#### WORK REQUEST
Pictures aside, output each record exactly.

Dataset records

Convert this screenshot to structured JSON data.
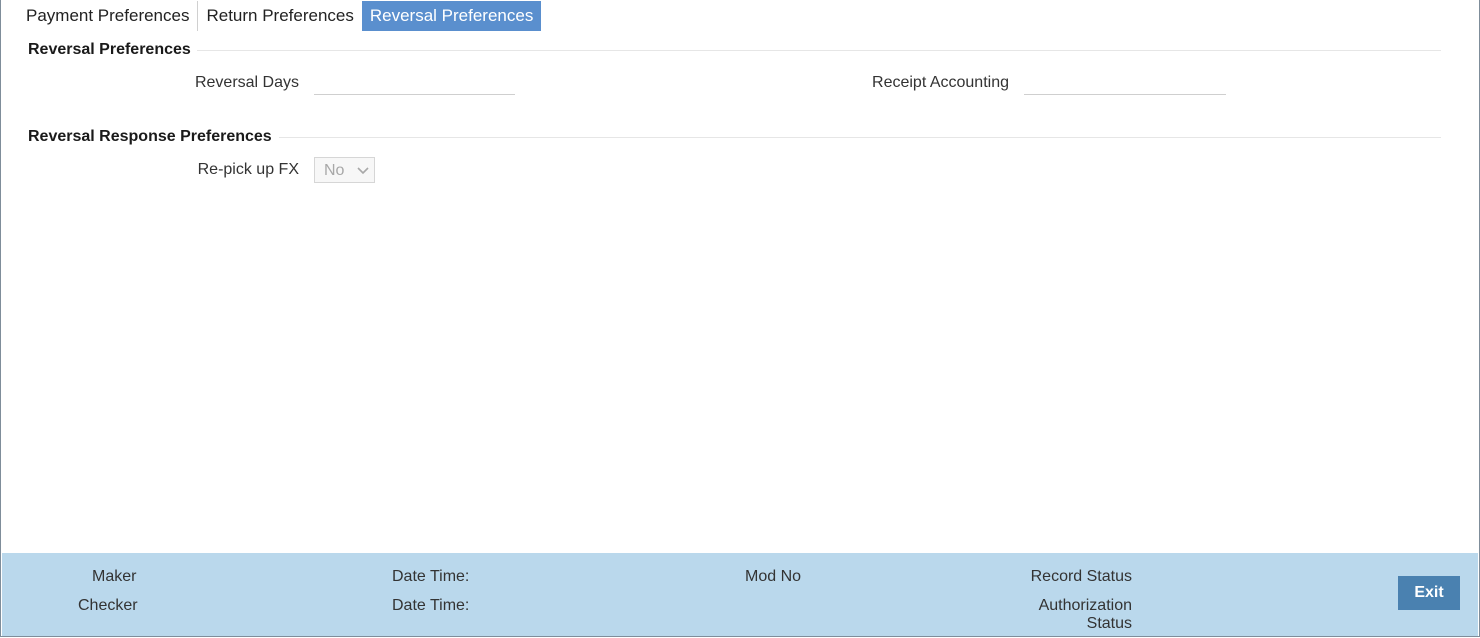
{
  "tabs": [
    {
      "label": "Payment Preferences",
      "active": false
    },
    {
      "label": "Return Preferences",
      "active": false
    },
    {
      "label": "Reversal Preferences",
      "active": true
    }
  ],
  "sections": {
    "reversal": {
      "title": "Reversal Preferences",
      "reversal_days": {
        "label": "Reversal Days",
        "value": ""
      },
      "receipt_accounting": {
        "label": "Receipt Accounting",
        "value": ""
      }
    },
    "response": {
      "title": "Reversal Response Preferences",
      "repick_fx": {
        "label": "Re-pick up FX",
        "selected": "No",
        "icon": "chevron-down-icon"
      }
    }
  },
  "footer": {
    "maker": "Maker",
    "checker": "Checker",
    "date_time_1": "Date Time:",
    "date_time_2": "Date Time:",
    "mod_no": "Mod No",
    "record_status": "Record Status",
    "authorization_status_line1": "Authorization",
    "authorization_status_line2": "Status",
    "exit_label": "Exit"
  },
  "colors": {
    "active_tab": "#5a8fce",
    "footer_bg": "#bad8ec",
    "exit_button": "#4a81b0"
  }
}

#### ANSWER BELOW
Convert this screenshot to structured JSON data.
{
  "tabs": [
    {
      "label": "Payment Preferences",
      "active": false
    },
    {
      "label": "Return Preferences",
      "active": false
    },
    {
      "label": "Reversal Preferences",
      "active": true
    }
  ],
  "sections": {
    "reversal": {
      "title": "Reversal Preferences",
      "reversal_days": {
        "label": "Reversal Days",
        "value": ""
      },
      "receipt_accounting": {
        "label": "Receipt Accounting",
        "value": ""
      }
    },
    "response": {
      "title": "Reversal Response Preferences",
      "repick_fx": {
        "label": "Re-pick up FX",
        "selected": "No",
        "icon": "chevron-down-icon"
      }
    }
  },
  "footer": {
    "maker": "Maker",
    "checker": "Checker",
    "date_time_1": "Date Time:",
    "date_time_2": "Date Time:",
    "mod_no": "Mod No",
    "record_status": "Record Status",
    "authorization_status_line1": "Authorization",
    "authorization_status_line2": "Status",
    "exit_label": "Exit"
  },
  "colors": {
    "active_tab": "#5a8fce",
    "footer_bg": "#bad8ec",
    "exit_button": "#4a81b0"
  }
}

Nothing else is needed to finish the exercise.